This probably doesn’t apply to you, young as you are,
According to today’s regulators and bureaucrats, those
of us who were kids in the 40’s, 50’s, 60’s and 70’s probably
shouldn’t have survived.
Our baby cribs were covered with bright colored
lead-based paint. We had no
childproof lids on medicine bottles, doors or cabinets, and when we rode our
bikes, we had no helmets. Not to
mention the risks we took hitchhiking. As
children, we would ride in cars with no seat belts or air bags.
Riding in the back of a pickup truck on a warm day was always a special
We drank water from the garden hose and not from a
pre-packaged bottle. Horrors!
We ate cupcakes, bread and butter, and drank soda pop with sugar in it,
but we were never overweight because we were always outside playing.
We shared one soft drink with four friends, from one
bottle, and no one actually died from this.

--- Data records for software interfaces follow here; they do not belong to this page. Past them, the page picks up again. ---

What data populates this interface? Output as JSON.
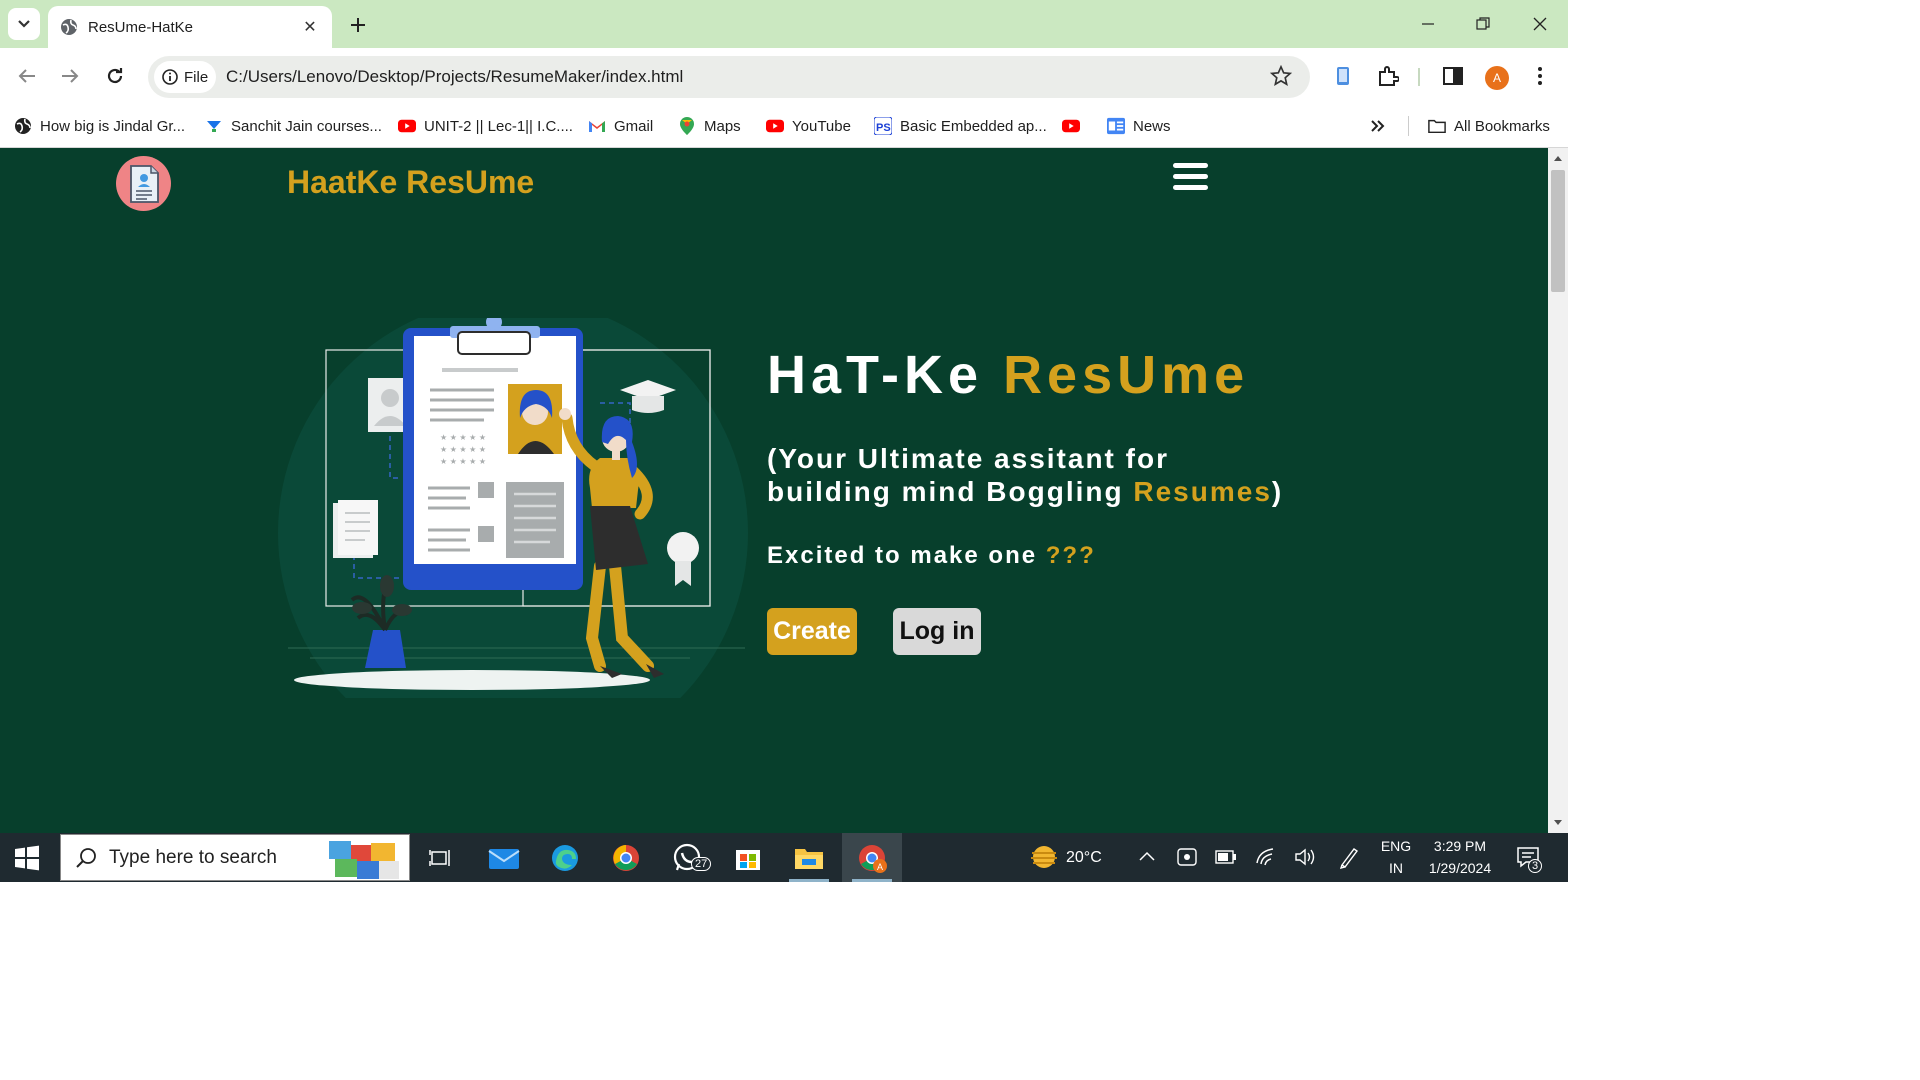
{
  "browser": {
    "tab_title": "ResUme-HatKe",
    "chip_label": "File",
    "url": "C:/Users/Lenovo/Desktop/Projects/ResumeMaker/index.html",
    "profile_initial": "A",
    "bookmarks": [
      {
        "label": "How big is Jindal Gr...",
        "icon": "globe-icon"
      },
      {
        "label": "Sanchit Jain courses...",
        "icon": "course-icon"
      },
      {
        "label": "UNIT-2 || Lec-1|| I.C....",
        "icon": "youtube-icon"
      },
      {
        "label": "Gmail",
        "icon": "gmail-icon"
      },
      {
        "label": "Maps",
        "icon": "maps-icon"
      },
      {
        "label": "YouTube",
        "icon": "youtube-icon"
      },
      {
        "label": "Basic Embedded ap...",
        "icon": "ps-icon"
      },
      {
        "label": "",
        "icon": "youtube-icon"
      },
      {
        "label": "News",
        "icon": "news-icon"
      }
    ],
    "all_bookmarks_label": "All Bookmarks"
  },
  "page": {
    "brand": "HaatKe ResUme",
    "hero_title_white": "HaT-Ke ",
    "hero_title_gold": "ResUme",
    "subtitle_line1": "(Your Ultimate assitant for",
    "subtitle_line2_white": "building mind Boggling ",
    "subtitle_line2_gold": "Resumes",
    "subtitle_close": ")",
    "excited_white": "Excited to make one ",
    "excited_gold": "???",
    "create_label": "Create",
    "login_label": "Log in"
  },
  "taskbar": {
    "search_placeholder": "Type here to search",
    "whatsapp_badge": "27",
    "temperature": "20°C",
    "lang_line1": "ENG",
    "lang_line2": "IN",
    "time": "3:29 PM",
    "date": "1/29/2024",
    "notification_count": "3"
  },
  "colors": {
    "page_bg": "#073f2c",
    "accent_gold": "#d4a11e",
    "tabbar_bg": "#cbe8c1"
  }
}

We would spend hours building our go-carts out of scraps and then rode
down the hill, only to find out we forgot the brakes. After running into the bushes a few times, we learned to
solve the problem.

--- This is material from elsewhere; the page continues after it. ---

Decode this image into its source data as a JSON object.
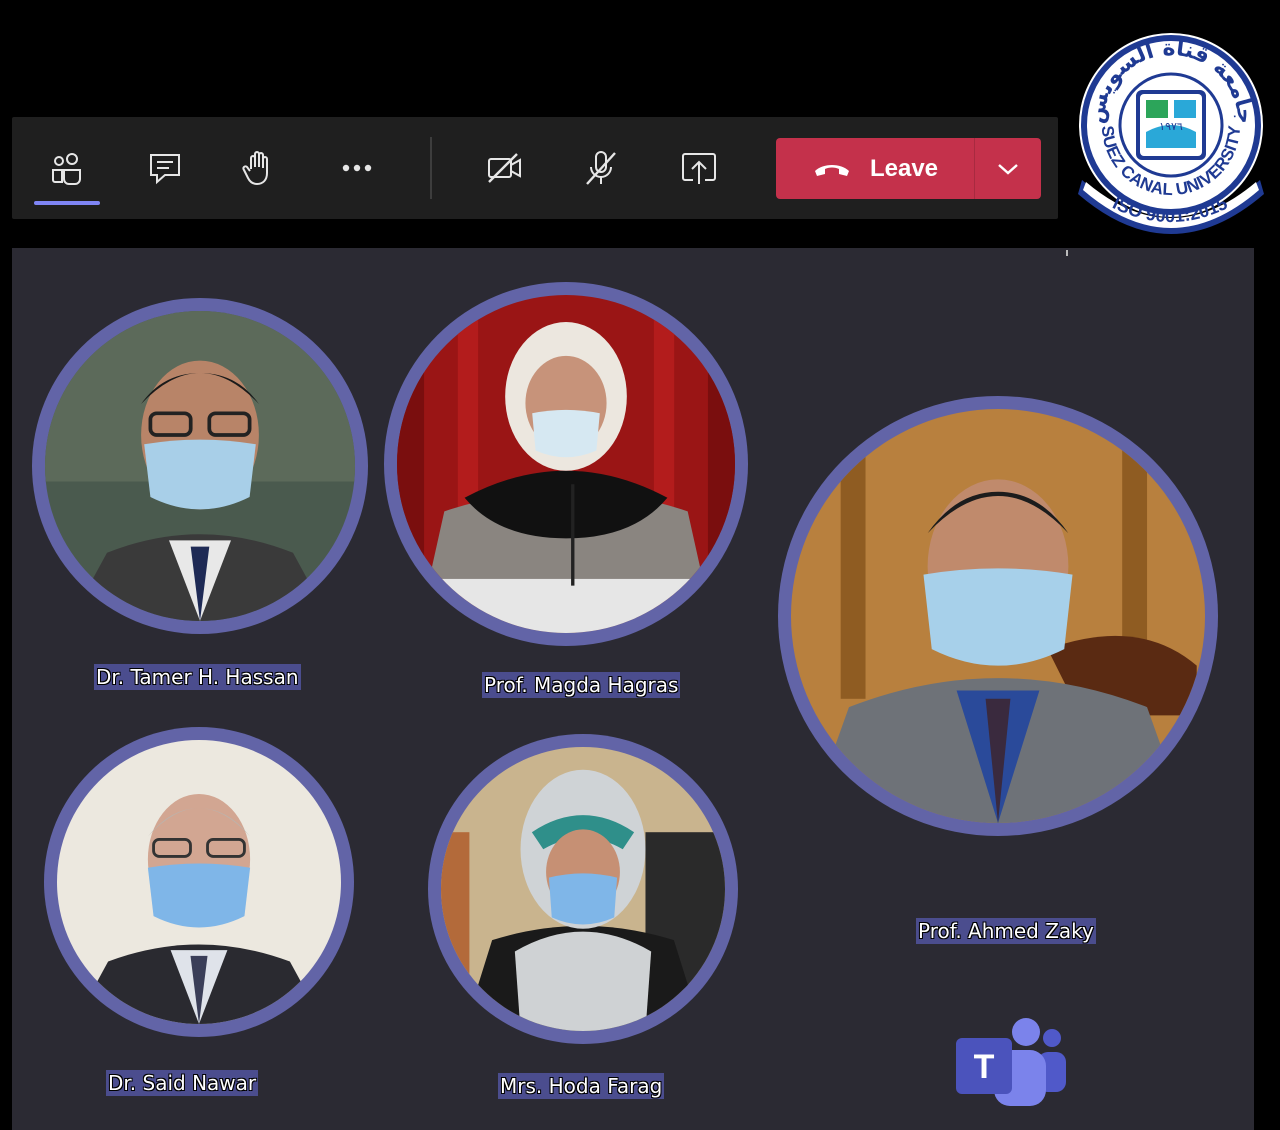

We would leave home in the morning and play all day, as
long as we were back when the street lights came on. No one was able to reach us
all day. No cell phones.
We did not have Playstations, Nintendo 64, X-Boxes, no
video games at all, no 99 channels on cable, video tape movies, surround sound,
personal cellphones, personal computers, or Internet chat rooms.
We had friends! We went outside and found them.
We played dodge ball, and sometimes, the ball would really hurt.
We fell out of trees, got cut and broke bones and teeth, and there were
no lawsuits from these accidents. They
were accidents. No one was to blame
but us. Remember accidents?
We had fights and punched each other and got black and
blue and learned to get over it. We
made up games with sticks and tennis balls and ate worms, and although we were
told it would happen, we did not put out very many eyes, nor did the worms live
inside us forever.
We rode bikes or walked to a friend’s home and knocked
on the door, or rang the bell or just walked in and talked to them.
Little League had tryouts and not everyone made the team.
Those who didn’t had to learn to deal with disappointment.
Some students weren’t as smart as others, so they failed a grade and
were held back to repeat the same grade. Horrors!
Tests were not adjusted for any reason. Our
actions were our own. Consequences
were expected. The idea of a parent
bailing us out if we broke a law was unheard of.
They actually sided with the law. Imagine
Our generations produced some of the best risk-takers and
problem solvers and inventors, ever. The
past 50 years have been an explosion of innovation and new ideas.
We had freedom, failure, success and responsibility, and we learned how
to deal with it all.
You’re one of them! Congratulations.
Please pass this on to others who have had the luck to grow up as kids, before lawyers and government regulated our lives “for our own good.”